Who is in charge?Nation-building has never been our national policy
Politics and governance should remain independent. Any administration of the government is steeped in politics, carrying with it most of the same, immediate concerns. Governments, by their very definition, strive to do that which will receive the most popular support. They remain at the mercy of public whims. Governance, however, looks forward—much further than the next election.
Good governance requires visionaries. Good governance fosters a culture of transparency, makes those at the help of affairs accountable, and obliges everyone to uphold the rule of law. It is not a one-time thing. Practicing good governance is a continuous process. But the Nepali government’s utter misinterpretation of the notions of governance continues to be an obvious problem.
Architects of history, though not exclusive, are rare enough that most are deified. Washington, Jefferson, Hamilton, being the foremost in this realm, entered the popular imagination. While the three exemplars may have had personal flaws and drawbacks, as architects of history, they remain unparalleled. Closer to home, India had Gandhi. On our part, we had Prithvi Narayan Shah. All these illustratious names are visionaries who could foresee the future and dared to do what their contemporaries did not.
The afterbirth of the American Revolutionary War, much like the aftermath of the People’s War, was chaotic, with every faction seeking their own interests. While overwhelming in terms of its scope, the vanguards of American democracy did the impossible.
They wrote a constitution—an imperfect, vague set of laws that has sustained the nation into prosperity for over 200 years. Two centuries later, the American constitution has stood the test of time. Political grievances and strife aside, their constitution is perhaps one of the most compelling and powerful pieces of writing ever produced.
It is obviously unfair to compare a fledgling democracy like ours to one as established as the United States’s. But to strive to surpass successful teams forms the basis for our sporting events, our business ventures, and our marketing strategies. Why should our approach to governing be any different? As a state, we have been playing at democracy. Nepal has struggled with the very basics of democracy for a decade. And yet, instead of playing the game any differently, we still prescribe to the same unsuccessful rule we have set for ourselves: settle for mediocrity.

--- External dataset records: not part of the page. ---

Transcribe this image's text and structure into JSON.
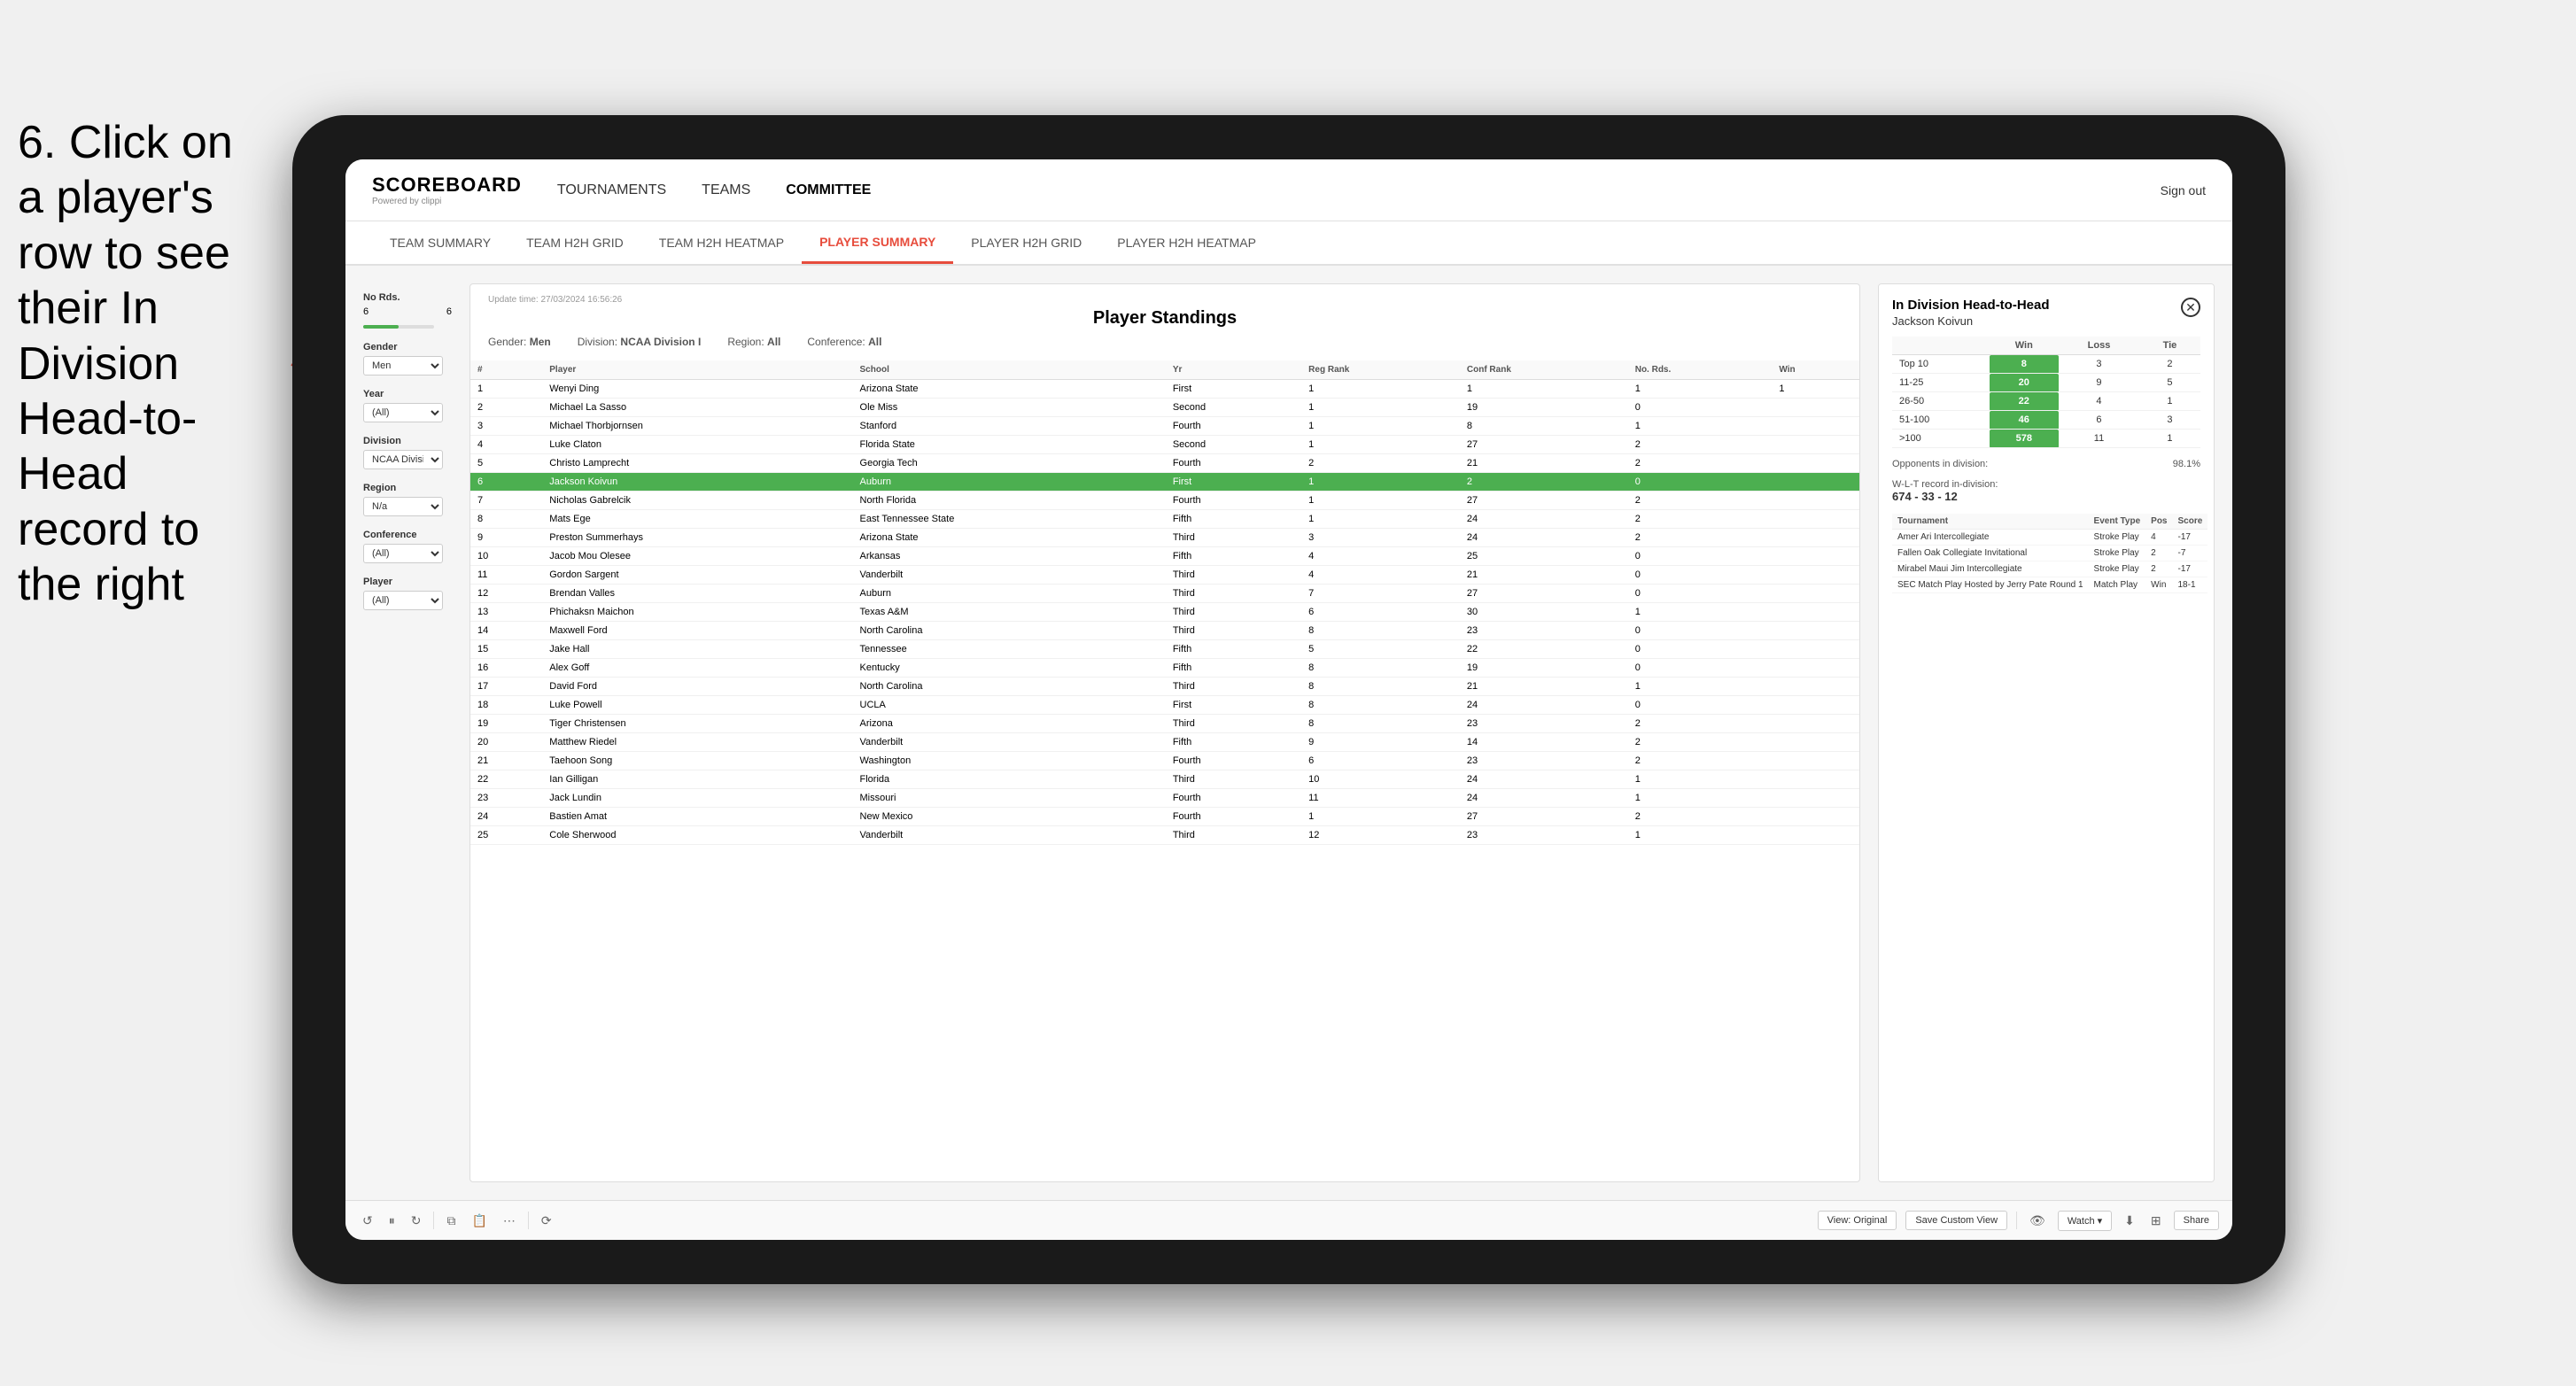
{
  "instruction": {
    "text": "6. Click on a player's row to see their In Division Head-to-Head record to the right"
  },
  "nav": {
    "logo": "SCOREBOARD",
    "logo_sub": "Powered by clippi",
    "links": [
      "TOURNAMENTS",
      "TEAMS",
      "COMMITTEE"
    ],
    "sign_out": "Sign out"
  },
  "sub_nav": {
    "links": [
      "TEAM SUMMARY",
      "TEAM H2H GRID",
      "TEAM H2H HEATMAP",
      "PLAYER SUMMARY",
      "PLAYER H2H GRID",
      "PLAYER H2H HEATMAP"
    ],
    "active": "PLAYER SUMMARY"
  },
  "update_time": "Update time: 27/03/2024 16:56:26",
  "standings": {
    "title": "Player Standings",
    "gender_label": "Gender:",
    "gender_value": "Men",
    "division_label": "Division:",
    "division_value": "NCAA Division I",
    "region_label": "Region:",
    "region_value": "All",
    "conference_label": "Conference:",
    "conference_value": "All",
    "columns": [
      "#",
      "Player",
      "School",
      "Yr",
      "Reg Rank",
      "Conf Rank",
      "No. Rds.",
      "Win"
    ],
    "rows": [
      {
        "num": 1,
        "player": "Wenyi Ding",
        "school": "Arizona State",
        "yr": "First",
        "reg": 1,
        "conf": 1,
        "rds": 1,
        "win": 1
      },
      {
        "num": 2,
        "player": "Michael La Sasso",
        "school": "Ole Miss",
        "yr": "Second",
        "reg": 1,
        "conf": 19,
        "rds": 0
      },
      {
        "num": 3,
        "player": "Michael Thorbjornsen",
        "school": "Stanford",
        "yr": "Fourth",
        "reg": 1,
        "conf": 8,
        "rds": 1
      },
      {
        "num": 4,
        "player": "Luke Claton",
        "school": "Florida State",
        "yr": "Second",
        "reg": 1,
        "conf": 27,
        "rds": 2
      },
      {
        "num": 5,
        "player": "Christo Lamprecht",
        "school": "Georgia Tech",
        "yr": "Fourth",
        "reg": 2,
        "conf": 21,
        "rds": 2
      },
      {
        "num": 6,
        "player": "Jackson Koivun",
        "school": "Auburn",
        "yr": "First",
        "reg": 1,
        "conf": 2,
        "rds": 0,
        "selected": true
      },
      {
        "num": 7,
        "player": "Nicholas Gabrelcik",
        "school": "North Florida",
        "yr": "Fourth",
        "reg": 1,
        "conf": 27,
        "rds": 2
      },
      {
        "num": 8,
        "player": "Mats Ege",
        "school": "East Tennessee State",
        "yr": "Fifth",
        "reg": 1,
        "conf": 24,
        "rds": 2
      },
      {
        "num": 9,
        "player": "Preston Summerhays",
        "school": "Arizona State",
        "yr": "Third",
        "reg": 3,
        "conf": 24,
        "rds": 2
      },
      {
        "num": 10,
        "player": "Jacob Mou Olesee",
        "school": "Arkansas",
        "yr": "Fifth",
        "reg": 4,
        "conf": 25,
        "rds": 0
      },
      {
        "num": 11,
        "player": "Gordon Sargent",
        "school": "Vanderbilt",
        "yr": "Third",
        "reg": 4,
        "conf": 21,
        "rds": 0
      },
      {
        "num": 12,
        "player": "Brendan Valles",
        "school": "Auburn",
        "yr": "Third",
        "reg": 7,
        "conf": 27,
        "rds": 0
      },
      {
        "num": 13,
        "player": "Phichaksn Maichon",
        "school": "Texas A&M",
        "yr": "Third",
        "reg": 6,
        "conf": 30,
        "rds": 1
      },
      {
        "num": 14,
        "player": "Maxwell Ford",
        "school": "North Carolina",
        "yr": "Third",
        "reg": 8,
        "conf": 23,
        "rds": 0
      },
      {
        "num": 15,
        "player": "Jake Hall",
        "school": "Tennessee",
        "yr": "Fifth",
        "reg": 5,
        "conf": 22,
        "rds": 0
      },
      {
        "num": 16,
        "player": "Alex Goff",
        "school": "Kentucky",
        "yr": "Fifth",
        "reg": 8,
        "conf": 19,
        "rds": 0
      },
      {
        "num": 17,
        "player": "David Ford",
        "school": "North Carolina",
        "yr": "Third",
        "reg": 8,
        "conf": 21,
        "rds": 1
      },
      {
        "num": 18,
        "player": "Luke Powell",
        "school": "UCLA",
        "yr": "First",
        "reg": 8,
        "conf": 24,
        "rds": 0
      },
      {
        "num": 19,
        "player": "Tiger Christensen",
        "school": "Arizona",
        "yr": "Third",
        "reg": 8,
        "conf": 23,
        "rds": 2
      },
      {
        "num": 20,
        "player": "Matthew Riedel",
        "school": "Vanderbilt",
        "yr": "Fifth",
        "reg": 9,
        "conf": 14,
        "rds": 2
      },
      {
        "num": 21,
        "player": "Taehoon Song",
        "school": "Washington",
        "yr": "Fourth",
        "reg": 6,
        "conf": 23,
        "rds": 2
      },
      {
        "num": 22,
        "player": "Ian Gilligan",
        "school": "Florida",
        "yr": "Third",
        "reg": 10,
        "conf": 24,
        "rds": 1
      },
      {
        "num": 23,
        "player": "Jack Lundin",
        "school": "Missouri",
        "yr": "Fourth",
        "reg": 11,
        "conf": 24,
        "rds": 1
      },
      {
        "num": 24,
        "player": "Bastien Amat",
        "school": "New Mexico",
        "yr": "Fourth",
        "reg": 1,
        "conf": 27,
        "rds": 2
      },
      {
        "num": 25,
        "player": "Cole Sherwood",
        "school": "Vanderbilt",
        "yr": "Third",
        "reg": 12,
        "conf": 23,
        "rds": 1
      }
    ]
  },
  "sidebar": {
    "no_rds_label": "No Rds.",
    "no_rds_value": "6",
    "no_rds_sub": "6",
    "gender_label": "Gender",
    "gender_value": "Men",
    "year_label": "Year",
    "year_value": "(All)",
    "division_label": "Division",
    "division_value": "NCAA Division I",
    "region_label": "Region",
    "region_value": "N/a",
    "conference_label": "Conference",
    "conference_value": "(All)",
    "player_label": "Player",
    "player_value": "(All)"
  },
  "h2h": {
    "title": "In Division Head-to-Head",
    "player": "Jackson Koivun",
    "columns": [
      "Win",
      "Loss",
      "Tie"
    ],
    "rows": [
      {
        "rank": "Top 10",
        "win": 8,
        "loss": 3,
        "tie": 2
      },
      {
        "rank": "11-25",
        "win": 20,
        "loss": 9,
        "tie": 5
      },
      {
        "rank": "26-50",
        "win": 22,
        "loss": 4,
        "tie": 1
      },
      {
        "rank": "51-100",
        "win": 46,
        "loss": 6,
        "tie": 3
      },
      {
        "rank": ">100",
        "win": 578,
        "loss": 11,
        "tie": 1
      }
    ],
    "opponents_label": "Opponents in division:",
    "opponents_pct": "98.1%",
    "wlt_label": "W-L-T record in-division:",
    "wlt_value": "674 - 33 - 12",
    "tournament_columns": [
      "Tournament",
      "Event Type",
      "Pos",
      "Score"
    ],
    "tournaments": [
      {
        "name": "Amer Ari Intercollegiate",
        "type": "Stroke Play",
        "pos": 4,
        "score": "-17"
      },
      {
        "name": "Fallen Oak Collegiate Invitational",
        "type": "Stroke Play",
        "pos": 2,
        "score": "-7"
      },
      {
        "name": "Mirabel Maui Jim Intercollegiate",
        "type": "Stroke Play",
        "pos": 2,
        "score": "-17"
      },
      {
        "name": "SEC Match Play Hosted by Jerry Pate Round 1",
        "type": "Match Play",
        "pos": "Win",
        "score": "18-1"
      }
    ]
  },
  "toolbar": {
    "view_original": "View: Original",
    "save_custom": "Save Custom View",
    "watch": "Watch ▾",
    "share": "Share"
  }
}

The sad truth is that nation-building has never been our national policy. The only concerns that gain political traction are short-term concerns that are geared towards winning elections. We’d rather allow ourselves to be distracted by policies, electoral strategies, and developments of little or no importance. Nearly a decade ago, when certain political factions began promising grandiose, impossibly extravagant visions of turning our capital into Singapore, the shrewdest skeptics among us laughed while others were transfixed by the gilded dream before us. Although our basic infrastructure is in shambles, we refuse to hold these politicians and their factions accountable.
Transitions demand leadership that does not succumb to petty toils and, instead, yields to urgent matters. After twenty odd years of instability, economic stagnation, flagrant migration, we’re here attempting to serve as Nepal’s vanguards of democracy. If we were to look at socio-economic factors like child mortality and education, there have been tremendous improvements. However, the idea behind the improvements remains foreign. The Millennium Development Goals (MDGs), and now its heir, the Sustainable Development Goals (SDGs), that provided the ultimate objectives were initiated by the United Nations (UN). While the real-world impact of the improvements should be celebrated and continued, the issue that I find with the whole ordeal is that, as a country, we excessively rely on foreign organisations to identify some of our most critical and crucial issues.
Aside from blatantly ignoring and not understanding the demands of our people—particularly our new workforce—we are also not doing enough to keep people in our country. We can no longer afford to ‘play’ at this system of governance. Our society seems to need a reminder that there is an entire generation of young, dynamic individuals who would rather stay in their own country to work and build something than go abroad. Right now, we are becoming a major producer of migrants for the rest of the world.
Youth in Nepal, from a startlingly young age, seem to aspire to go abroad. Our national pride seems to hinge solely on Buddha and Mount Everest. We saw these two achievements and decided to continually peddle narratives of pride around them instead of forging new ones. India has Ganga and Gandhi. They didn’t stop. America has Lincoln and Mount Rushmore. Didn’t stop. We cannot hang our entire notion of national pride on two symbols that don’t make any difference to our daily lives.
Democracies require work. We asked for this. The very name, demo-cracy, demands that people be invested and engaged. Not taking the time to maintaining this commitment will only lead to another overhaul of our national state apparatus in another decade. We need to focus on substance, not just on window dressings.
Upadhya is a Political Science graduate from Texas Wesleyan University